ENTRIES SHOWN:

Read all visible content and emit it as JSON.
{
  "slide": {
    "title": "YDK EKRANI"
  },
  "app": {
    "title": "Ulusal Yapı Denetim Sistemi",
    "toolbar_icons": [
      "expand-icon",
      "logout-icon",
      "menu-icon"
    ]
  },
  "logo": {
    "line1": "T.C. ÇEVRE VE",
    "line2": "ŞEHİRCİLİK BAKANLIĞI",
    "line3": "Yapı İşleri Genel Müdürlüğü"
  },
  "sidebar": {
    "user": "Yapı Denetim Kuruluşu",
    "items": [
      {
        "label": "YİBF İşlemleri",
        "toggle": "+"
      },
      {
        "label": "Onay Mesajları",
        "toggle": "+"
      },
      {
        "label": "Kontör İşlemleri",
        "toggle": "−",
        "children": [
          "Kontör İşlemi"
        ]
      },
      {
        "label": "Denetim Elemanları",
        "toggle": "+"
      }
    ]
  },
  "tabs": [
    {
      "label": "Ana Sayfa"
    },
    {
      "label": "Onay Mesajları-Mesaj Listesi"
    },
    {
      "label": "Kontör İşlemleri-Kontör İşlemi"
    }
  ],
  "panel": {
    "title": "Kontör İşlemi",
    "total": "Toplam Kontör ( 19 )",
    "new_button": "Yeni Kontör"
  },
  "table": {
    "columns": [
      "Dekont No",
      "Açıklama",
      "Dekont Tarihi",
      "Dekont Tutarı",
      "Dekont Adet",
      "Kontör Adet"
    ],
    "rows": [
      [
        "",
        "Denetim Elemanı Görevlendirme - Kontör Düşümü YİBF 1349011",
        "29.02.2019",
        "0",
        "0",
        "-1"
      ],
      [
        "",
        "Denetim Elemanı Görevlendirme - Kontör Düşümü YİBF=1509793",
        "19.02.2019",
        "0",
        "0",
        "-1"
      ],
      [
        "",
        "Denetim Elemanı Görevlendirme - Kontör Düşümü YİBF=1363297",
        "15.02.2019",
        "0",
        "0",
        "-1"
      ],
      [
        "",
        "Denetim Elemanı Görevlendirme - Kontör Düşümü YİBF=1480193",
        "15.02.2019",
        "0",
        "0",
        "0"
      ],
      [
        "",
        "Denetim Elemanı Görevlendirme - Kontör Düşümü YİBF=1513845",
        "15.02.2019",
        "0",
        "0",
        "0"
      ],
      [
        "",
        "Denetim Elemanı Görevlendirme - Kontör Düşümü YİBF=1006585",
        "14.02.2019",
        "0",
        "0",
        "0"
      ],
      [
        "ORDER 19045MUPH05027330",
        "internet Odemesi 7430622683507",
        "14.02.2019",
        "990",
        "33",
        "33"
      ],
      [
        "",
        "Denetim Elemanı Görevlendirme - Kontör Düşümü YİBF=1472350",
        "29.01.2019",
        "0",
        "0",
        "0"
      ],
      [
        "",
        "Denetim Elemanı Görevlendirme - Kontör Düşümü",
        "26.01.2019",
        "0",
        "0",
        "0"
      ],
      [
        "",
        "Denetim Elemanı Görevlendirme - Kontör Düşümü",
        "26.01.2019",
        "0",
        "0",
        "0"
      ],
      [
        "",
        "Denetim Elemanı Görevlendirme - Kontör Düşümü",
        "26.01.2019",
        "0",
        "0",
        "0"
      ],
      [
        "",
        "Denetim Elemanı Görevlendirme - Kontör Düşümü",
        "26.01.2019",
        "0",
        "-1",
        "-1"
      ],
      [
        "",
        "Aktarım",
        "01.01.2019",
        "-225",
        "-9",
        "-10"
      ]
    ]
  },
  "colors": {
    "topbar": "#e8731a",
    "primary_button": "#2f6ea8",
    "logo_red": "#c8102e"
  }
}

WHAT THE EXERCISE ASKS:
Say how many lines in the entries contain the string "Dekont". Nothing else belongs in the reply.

RESPONSE AREA:
4